also a denial of equality when access to facilities, benefits, and services is denied because the State refuses to acknowledge the "real and undeniable differences between [persons with disabilities] and others." Cleburne, 473 U.S. at 444. III. DEFENDANT HAS WAIVED ITS ELEVENTH AMENDMENT IMMUNITY BY ACCEPTING FEDERAL FUNDS UNDER THE REHABILITATION ACT Defendant argues that it did not have sufficient notice that it would be subject to Section 504 private lawsuits when it participated


As the Sixth Circuit has explained in a case involving gender  classifications, "in order to measure equal opportunity, present relevant  differences cannot be ignored. When males and females are not in fact similarly  situated and when the law is blind to those differences, there may be as much a  denial of equality as when a difference is created which does not exist."  Yellow Springs Exempted Village Sch. Dist. Bd. of Educ. v. Ohio High Sch.  Athletic Ass'n, 647 F.2d 651, 657 (6th Cir. 1981); see also Lau v. Nichols, 483  F.2d 791, 806 (9th Cir. 1973) (Hufstedler, J., dissenting from the denial of  reh'g en banc), rev'd, 414 U.S. 563 (1974).

in the federal program.

Defendant, by accepting federal funds “with

its ‘eyes wide open,’” County of Monroe v. Florida 678 F.2d 1124, 1134 (2nd Cir. 1982), cert. denied, 459 U.S. 1104 (1983), quoting Edelman v. Jordan, 415 U.S. 651, 693 (1974) (Marshall, J., dissenting), consents to Section 504 liability.3


Respectfully Submitted, THOMAS J. MARONEY United States Attorney Northern District of New York WILLIAM H. PEASE, Civil Chief 100 South Clinton Street Syracuse, NY 13261-7198 (315) 448-0672 BILL LANN LEE Acting Assistant Attorney General Civil Rights Division JOHN L. WODATCH, Chief RENEE M. WOHLENHAUS, Deputy Chief

ROBERT J. MATHER, Attorney of Record Bar Code No. 502617 Civil Rights Division U.S. Department of Justice P.O. Box 66738 Washington, D.C. 20035-6738


Regarding claims for damages, defendant suggests that something more  than “an unintentional failure” or “a negligent failure” to provide  interpreting services is required for claims for monetary damages under the  ADA and the Rehabilitation Act.  Reply at p. 8.  In the context of the Acts,  intentional discrimination against individuals with disabilities does not  require personal animosity or ill will.  See Bartlett v. New York State Board  of Law Examiners, 156 F.3d 321, 331 (2d Cir. 1998). In Naiman v. New York  University, 1997 WL 249970 (S.D.N.Y.), the district court denied defendant’s  motion to dismiss plaintiff’s Rehabilitation Act claim, stating that  “[a]ssuming that intent is a prerequisite for monetary relief under the [Act],  Naiman’s allegation that he requested a qualified interpreter, which was not  provided, coupled with the absence of any allegation that NYU attempted to  provide Naiman with effective communication, sufficiently alleges intent.”  1997 WL 249970 at *5.

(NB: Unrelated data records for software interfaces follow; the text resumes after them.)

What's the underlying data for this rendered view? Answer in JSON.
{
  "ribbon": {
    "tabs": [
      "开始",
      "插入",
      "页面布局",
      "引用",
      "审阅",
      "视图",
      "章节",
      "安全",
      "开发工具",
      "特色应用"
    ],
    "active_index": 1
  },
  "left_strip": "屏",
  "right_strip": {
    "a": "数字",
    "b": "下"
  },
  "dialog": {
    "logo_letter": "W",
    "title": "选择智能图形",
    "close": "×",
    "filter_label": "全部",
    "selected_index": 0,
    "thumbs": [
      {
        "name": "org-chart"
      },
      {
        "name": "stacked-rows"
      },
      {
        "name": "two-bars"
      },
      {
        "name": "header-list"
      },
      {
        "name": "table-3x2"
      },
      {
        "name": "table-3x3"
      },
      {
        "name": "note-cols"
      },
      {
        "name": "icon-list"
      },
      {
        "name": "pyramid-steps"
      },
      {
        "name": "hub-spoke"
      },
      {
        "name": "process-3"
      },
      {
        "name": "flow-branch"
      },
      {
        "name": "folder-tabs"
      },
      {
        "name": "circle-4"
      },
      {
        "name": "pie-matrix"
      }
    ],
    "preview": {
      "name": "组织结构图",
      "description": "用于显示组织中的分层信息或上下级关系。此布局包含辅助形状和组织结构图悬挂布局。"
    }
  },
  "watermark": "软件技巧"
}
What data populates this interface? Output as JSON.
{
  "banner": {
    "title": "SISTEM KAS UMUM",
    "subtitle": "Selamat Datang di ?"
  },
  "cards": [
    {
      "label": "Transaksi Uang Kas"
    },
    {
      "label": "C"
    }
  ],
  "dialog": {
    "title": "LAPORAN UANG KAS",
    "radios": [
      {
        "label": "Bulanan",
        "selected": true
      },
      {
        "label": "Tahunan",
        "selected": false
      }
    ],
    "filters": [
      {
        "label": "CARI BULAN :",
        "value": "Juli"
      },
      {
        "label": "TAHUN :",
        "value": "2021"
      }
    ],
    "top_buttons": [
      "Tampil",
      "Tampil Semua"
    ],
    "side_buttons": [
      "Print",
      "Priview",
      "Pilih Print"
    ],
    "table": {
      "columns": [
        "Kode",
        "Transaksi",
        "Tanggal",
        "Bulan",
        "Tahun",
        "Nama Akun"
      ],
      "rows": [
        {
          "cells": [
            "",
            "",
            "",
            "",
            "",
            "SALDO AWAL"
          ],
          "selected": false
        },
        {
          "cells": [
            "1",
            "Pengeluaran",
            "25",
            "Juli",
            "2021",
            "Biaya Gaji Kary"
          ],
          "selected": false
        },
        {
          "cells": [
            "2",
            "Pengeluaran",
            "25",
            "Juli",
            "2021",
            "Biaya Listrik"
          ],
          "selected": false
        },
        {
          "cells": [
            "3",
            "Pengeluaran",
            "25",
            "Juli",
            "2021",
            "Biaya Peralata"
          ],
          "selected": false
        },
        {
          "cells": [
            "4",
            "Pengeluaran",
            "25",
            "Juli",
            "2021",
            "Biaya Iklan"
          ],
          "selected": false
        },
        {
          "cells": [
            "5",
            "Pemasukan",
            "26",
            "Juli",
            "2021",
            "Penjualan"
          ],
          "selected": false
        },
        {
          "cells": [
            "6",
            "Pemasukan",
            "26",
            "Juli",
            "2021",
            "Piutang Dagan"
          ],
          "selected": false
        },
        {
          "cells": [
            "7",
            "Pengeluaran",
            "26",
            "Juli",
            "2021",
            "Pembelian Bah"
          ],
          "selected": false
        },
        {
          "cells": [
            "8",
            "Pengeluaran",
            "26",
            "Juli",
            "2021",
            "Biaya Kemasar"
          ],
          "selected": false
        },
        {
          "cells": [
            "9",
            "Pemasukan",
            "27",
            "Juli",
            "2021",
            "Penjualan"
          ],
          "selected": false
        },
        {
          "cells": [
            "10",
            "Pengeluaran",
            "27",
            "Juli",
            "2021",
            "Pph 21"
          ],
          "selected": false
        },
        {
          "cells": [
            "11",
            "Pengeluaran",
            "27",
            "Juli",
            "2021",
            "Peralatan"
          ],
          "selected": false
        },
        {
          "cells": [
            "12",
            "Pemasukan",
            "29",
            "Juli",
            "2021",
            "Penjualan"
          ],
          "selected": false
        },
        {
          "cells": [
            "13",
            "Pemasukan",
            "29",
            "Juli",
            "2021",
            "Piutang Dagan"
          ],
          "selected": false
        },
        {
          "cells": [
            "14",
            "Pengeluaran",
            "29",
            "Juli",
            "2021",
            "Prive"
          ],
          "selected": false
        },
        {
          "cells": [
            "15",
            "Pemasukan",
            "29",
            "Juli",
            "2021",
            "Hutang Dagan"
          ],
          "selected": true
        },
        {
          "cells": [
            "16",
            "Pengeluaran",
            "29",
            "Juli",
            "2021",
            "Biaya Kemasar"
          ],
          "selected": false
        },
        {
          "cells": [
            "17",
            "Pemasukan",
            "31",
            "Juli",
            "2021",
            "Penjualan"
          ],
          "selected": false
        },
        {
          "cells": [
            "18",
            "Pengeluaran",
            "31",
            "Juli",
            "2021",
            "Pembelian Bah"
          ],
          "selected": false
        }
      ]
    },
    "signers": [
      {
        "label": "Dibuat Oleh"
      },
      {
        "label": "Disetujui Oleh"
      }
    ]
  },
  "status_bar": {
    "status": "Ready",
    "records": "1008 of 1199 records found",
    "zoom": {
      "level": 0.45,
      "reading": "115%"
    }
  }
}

Telephone (202) 307-2236

CERTIFICATE OF SERVICE I hereby certify that on May 19, 1999, I sent by first-class mail copies of the United States' Reply in Support of its Amicus Curiae Brief to the following counsel of record: Charles J. Quackenbush, Esq. Assistant Attorney General State of New York Office of the Attorney General The Capitol Albany, New York 12224 Laura L. Rovner, Esq. The Public Interest Law Firm Syracuse University College of Law P.O. Box 6543 Syracuse, NY 13217-6543 Marc P. Charmatz, Esq. National Assn of the Deaf Law Center 814 Thayer Avenue Silver Spring, Maryland 20910

______________________ ROBERT J. MATHER